Queen of Hungary water and rosemary
The many virtues of rosemary as well as its remarkable olfactory qualities have been known since the 14th century, and perhaps even well before! From a reliable source, history tells us that the elderly and ailing Queen of Hungary became acquainted with a miraculous perfume, a gift from a monk to relieve his rheumatism. The 72-year-old Queen was enchanted by this rosemary scent which gave it back its beauty and freshness of yesteryear. History would have it that this perfume helped her to conquer the heart of the Prince of Poland, that is to say!
Thus the decoction composed of flowering rosemary branches was named in memory of this Queen: the Water of the Queen of Hungary. It was famous for decades for its divine scent as well as for its virtues until the day when the famous Eaux de Cologne came to replace it… or rather we should say supplement it. Today there are many rosemary-based perfumes, nevertheless the house of Fragonard, attached to this beautiful tradition, has decided to release a new fragrance which reproduces in every way this Water of the Queen of Hungary: Water of Hungary .
Aromatic notes and rosemary in modern perfumes
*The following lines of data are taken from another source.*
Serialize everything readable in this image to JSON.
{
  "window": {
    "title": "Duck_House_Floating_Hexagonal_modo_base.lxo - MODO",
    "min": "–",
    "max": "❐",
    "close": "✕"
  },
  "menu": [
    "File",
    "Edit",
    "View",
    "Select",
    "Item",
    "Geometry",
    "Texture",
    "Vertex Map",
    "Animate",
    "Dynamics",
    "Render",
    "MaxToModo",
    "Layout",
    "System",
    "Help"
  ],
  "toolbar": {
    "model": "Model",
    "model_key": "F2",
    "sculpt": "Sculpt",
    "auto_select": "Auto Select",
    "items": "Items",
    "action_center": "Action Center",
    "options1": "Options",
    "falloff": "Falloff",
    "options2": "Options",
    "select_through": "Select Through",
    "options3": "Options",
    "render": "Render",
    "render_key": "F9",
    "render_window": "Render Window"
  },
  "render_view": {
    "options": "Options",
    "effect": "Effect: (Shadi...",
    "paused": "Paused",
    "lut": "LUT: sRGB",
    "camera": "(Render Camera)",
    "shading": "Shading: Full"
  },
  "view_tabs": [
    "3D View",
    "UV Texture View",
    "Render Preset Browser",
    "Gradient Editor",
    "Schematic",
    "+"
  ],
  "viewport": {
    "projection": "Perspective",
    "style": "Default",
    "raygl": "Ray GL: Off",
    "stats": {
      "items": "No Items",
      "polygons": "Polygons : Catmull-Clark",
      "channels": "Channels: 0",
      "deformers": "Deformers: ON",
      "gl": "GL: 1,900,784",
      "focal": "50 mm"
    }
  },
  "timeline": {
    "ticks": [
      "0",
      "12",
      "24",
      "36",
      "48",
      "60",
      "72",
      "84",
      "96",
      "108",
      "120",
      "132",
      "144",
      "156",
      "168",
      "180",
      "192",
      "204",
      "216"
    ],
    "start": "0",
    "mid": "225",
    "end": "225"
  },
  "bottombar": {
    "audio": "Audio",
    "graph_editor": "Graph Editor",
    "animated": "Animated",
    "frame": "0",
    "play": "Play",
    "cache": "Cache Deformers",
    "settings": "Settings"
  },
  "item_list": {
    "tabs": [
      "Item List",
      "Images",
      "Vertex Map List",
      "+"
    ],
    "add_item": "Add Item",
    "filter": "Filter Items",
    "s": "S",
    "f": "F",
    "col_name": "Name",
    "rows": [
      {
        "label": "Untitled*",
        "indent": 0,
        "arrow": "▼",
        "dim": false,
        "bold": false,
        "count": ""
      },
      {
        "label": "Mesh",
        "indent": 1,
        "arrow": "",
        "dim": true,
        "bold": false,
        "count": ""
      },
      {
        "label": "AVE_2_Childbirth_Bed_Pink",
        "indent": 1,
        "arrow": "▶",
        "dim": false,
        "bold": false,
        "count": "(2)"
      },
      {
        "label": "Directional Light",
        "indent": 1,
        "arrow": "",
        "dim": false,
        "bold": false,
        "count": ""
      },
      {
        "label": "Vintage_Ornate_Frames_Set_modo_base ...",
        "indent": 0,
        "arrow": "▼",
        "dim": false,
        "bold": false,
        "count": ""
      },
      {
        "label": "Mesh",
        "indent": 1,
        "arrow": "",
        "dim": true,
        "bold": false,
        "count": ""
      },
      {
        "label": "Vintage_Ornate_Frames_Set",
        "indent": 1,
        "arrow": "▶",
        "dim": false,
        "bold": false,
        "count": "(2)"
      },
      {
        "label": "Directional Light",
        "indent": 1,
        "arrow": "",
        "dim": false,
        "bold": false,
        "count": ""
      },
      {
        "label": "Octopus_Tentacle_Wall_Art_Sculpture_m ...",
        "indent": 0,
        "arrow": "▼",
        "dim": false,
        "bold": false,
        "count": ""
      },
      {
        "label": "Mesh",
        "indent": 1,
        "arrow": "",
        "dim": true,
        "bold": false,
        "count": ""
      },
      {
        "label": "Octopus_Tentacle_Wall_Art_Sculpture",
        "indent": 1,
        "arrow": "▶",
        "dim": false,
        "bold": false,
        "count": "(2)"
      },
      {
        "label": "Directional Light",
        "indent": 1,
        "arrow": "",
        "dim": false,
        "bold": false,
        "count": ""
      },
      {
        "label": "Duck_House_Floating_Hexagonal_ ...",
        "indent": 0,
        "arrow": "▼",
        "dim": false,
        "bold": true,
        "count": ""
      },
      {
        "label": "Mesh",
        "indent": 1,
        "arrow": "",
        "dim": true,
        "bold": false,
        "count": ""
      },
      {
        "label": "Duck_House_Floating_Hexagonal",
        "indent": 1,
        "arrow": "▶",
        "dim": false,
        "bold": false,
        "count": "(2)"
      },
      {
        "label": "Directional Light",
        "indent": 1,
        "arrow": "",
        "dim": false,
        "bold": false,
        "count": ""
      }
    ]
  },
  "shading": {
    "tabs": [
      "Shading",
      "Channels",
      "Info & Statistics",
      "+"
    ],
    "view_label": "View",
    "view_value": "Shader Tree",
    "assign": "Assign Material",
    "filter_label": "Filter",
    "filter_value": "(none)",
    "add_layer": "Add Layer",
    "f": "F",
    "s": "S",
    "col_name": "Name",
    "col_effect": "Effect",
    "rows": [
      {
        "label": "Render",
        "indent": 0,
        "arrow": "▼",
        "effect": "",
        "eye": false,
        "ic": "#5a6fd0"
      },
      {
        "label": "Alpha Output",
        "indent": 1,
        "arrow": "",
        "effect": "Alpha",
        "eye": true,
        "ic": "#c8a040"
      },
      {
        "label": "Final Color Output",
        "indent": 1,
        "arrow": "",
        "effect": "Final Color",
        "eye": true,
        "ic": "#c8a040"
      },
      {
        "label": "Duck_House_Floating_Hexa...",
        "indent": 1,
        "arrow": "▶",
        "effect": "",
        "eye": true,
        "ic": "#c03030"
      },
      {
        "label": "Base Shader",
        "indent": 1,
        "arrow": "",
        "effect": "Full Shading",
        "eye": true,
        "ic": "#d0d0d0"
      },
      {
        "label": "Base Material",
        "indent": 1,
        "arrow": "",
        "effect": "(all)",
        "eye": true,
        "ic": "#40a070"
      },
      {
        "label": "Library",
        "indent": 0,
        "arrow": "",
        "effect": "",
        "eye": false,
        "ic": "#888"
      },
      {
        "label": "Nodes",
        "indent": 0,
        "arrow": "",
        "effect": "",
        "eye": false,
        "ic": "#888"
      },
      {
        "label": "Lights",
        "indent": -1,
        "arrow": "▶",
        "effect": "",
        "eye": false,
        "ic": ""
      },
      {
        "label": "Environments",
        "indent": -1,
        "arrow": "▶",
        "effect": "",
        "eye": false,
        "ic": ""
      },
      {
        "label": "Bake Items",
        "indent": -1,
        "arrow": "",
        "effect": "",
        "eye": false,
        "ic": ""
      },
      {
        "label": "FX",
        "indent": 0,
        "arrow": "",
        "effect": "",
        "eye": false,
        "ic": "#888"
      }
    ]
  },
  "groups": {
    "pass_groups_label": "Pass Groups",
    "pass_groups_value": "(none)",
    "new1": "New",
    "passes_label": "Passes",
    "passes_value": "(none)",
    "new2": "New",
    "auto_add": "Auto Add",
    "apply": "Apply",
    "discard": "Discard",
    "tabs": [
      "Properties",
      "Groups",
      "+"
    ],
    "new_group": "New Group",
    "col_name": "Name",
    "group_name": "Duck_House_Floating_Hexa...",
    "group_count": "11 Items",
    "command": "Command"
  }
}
Rosemary is part of the aromatic or rustic notes family in perfumery. This olfactory family has been well known for centuries for being the basis of the manufacture of the famous Eaux de Cologne. Today the Eau de Cologne being a little outdated, the aromatic notes appear especially in the ranges of perfumes for men.
The aromatic notes, especially those produced from rosemary, create very dynamic scents. As a result, they are typically associated with a very manly or very sporty range of perfumes. One of the first men's perfumes designed entirely around the aromatic note, Pour un homme, was created in 1934 by D'Altdorf. Pour un homme brings together around the same citrus juice, aromatic and woody notes, a divinely invigorating blend that greatly appealed to men.
If today men have clearly appropriated the aromatic notes for their citrus or spicy perfumes, some designers have dared to launch perfumes for women on this same type of range. So Diptyque wanted to innovate in 1975 by offering a fragrance with clearly aromatic notes while remaining feminine with L'Eau Trois which delicately distils rosemary of course, but also thyme, bay leaf or marjoram… Current trends in perfumery clearly evolving towards a return to natural raw materials, it is a safe bet that our noses will still have beautiful rosemary surprises to discover!